WORK TO COMPLETE -> Please find every line in the entries below that contains the string "MELHOR", and copy it.

[Records from a dataset]
━━━

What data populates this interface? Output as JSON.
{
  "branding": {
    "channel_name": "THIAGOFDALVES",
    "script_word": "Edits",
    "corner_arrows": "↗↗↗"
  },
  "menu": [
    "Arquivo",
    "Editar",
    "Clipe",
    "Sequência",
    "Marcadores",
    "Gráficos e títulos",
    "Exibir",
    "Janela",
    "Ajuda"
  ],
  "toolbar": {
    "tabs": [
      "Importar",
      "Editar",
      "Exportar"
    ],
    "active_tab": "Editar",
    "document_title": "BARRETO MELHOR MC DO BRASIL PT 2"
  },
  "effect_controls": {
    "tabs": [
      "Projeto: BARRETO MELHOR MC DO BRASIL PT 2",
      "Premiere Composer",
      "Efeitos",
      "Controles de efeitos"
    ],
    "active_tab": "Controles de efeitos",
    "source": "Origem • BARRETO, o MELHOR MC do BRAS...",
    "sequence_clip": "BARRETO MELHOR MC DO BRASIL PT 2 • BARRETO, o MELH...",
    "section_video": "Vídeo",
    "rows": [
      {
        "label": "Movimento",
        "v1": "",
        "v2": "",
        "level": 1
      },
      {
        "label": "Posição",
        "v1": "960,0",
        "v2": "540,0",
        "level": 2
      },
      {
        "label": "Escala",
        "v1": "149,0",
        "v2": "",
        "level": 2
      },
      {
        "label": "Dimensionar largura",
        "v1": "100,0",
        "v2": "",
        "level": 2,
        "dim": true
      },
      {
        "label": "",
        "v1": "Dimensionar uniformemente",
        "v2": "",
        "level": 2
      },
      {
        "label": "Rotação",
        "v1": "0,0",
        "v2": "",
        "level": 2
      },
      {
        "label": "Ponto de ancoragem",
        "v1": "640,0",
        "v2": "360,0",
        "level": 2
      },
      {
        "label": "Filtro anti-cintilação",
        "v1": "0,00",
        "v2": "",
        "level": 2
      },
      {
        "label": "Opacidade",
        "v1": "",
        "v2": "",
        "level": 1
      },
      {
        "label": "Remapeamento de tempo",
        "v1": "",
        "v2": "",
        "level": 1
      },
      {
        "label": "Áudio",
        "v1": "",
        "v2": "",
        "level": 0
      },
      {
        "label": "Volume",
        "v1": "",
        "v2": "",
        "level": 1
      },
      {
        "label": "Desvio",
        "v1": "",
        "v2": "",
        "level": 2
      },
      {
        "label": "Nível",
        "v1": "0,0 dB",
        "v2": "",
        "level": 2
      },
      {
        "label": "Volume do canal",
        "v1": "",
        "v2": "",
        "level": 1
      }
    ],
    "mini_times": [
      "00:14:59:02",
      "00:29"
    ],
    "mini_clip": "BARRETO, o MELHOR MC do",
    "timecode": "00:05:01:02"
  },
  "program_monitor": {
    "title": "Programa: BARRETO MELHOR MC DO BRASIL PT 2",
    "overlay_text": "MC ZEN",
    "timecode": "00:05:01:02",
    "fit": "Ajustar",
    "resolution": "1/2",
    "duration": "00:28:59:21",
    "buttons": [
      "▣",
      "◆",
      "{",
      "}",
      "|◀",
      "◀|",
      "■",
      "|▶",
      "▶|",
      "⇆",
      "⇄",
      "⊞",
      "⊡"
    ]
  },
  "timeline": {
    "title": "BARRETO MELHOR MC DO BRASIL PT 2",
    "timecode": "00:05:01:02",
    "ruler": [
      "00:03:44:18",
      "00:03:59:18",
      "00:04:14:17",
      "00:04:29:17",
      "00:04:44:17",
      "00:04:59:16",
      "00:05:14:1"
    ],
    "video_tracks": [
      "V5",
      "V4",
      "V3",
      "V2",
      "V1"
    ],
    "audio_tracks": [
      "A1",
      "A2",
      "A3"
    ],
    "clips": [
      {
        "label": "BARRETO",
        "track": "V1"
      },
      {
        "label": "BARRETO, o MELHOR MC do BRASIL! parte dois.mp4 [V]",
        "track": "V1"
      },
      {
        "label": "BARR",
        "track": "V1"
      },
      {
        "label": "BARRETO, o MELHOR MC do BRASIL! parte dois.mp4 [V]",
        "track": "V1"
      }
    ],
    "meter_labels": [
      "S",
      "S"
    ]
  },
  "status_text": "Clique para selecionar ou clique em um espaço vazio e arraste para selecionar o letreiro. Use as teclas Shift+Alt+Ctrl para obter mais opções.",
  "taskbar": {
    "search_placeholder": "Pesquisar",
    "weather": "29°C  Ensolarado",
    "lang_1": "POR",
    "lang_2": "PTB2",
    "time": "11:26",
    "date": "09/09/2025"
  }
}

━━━

TASK SOLUTION ->
    "document_title": "BARRETO MELHOR MC DO BRASIL PT 2"
      "Projeto: BARRETO MELHOR MC DO BRASIL PT 2",
    "source": "Origem • BARRETO, o MELHOR MC do BRAS...",
    "sequence_clip": "BARRETO MELHOR MC DO BRASIL PT 2 • BARRETO, o MELH...",
    "mini_clip": "BARRETO, o MELHOR MC do",
    "title": "Programa: BARRETO MELHOR MC DO BRASIL PT 2",
    "title": "BARRETO MELHOR MC DO BRASIL PT 2",
        "label": "BARRETO, o MELHOR MC do BRASIL! parte dois.mp4 [V]",
        "label": "BARRETO, o MELHOR MC do BRASIL! parte dois.mp4 [V]",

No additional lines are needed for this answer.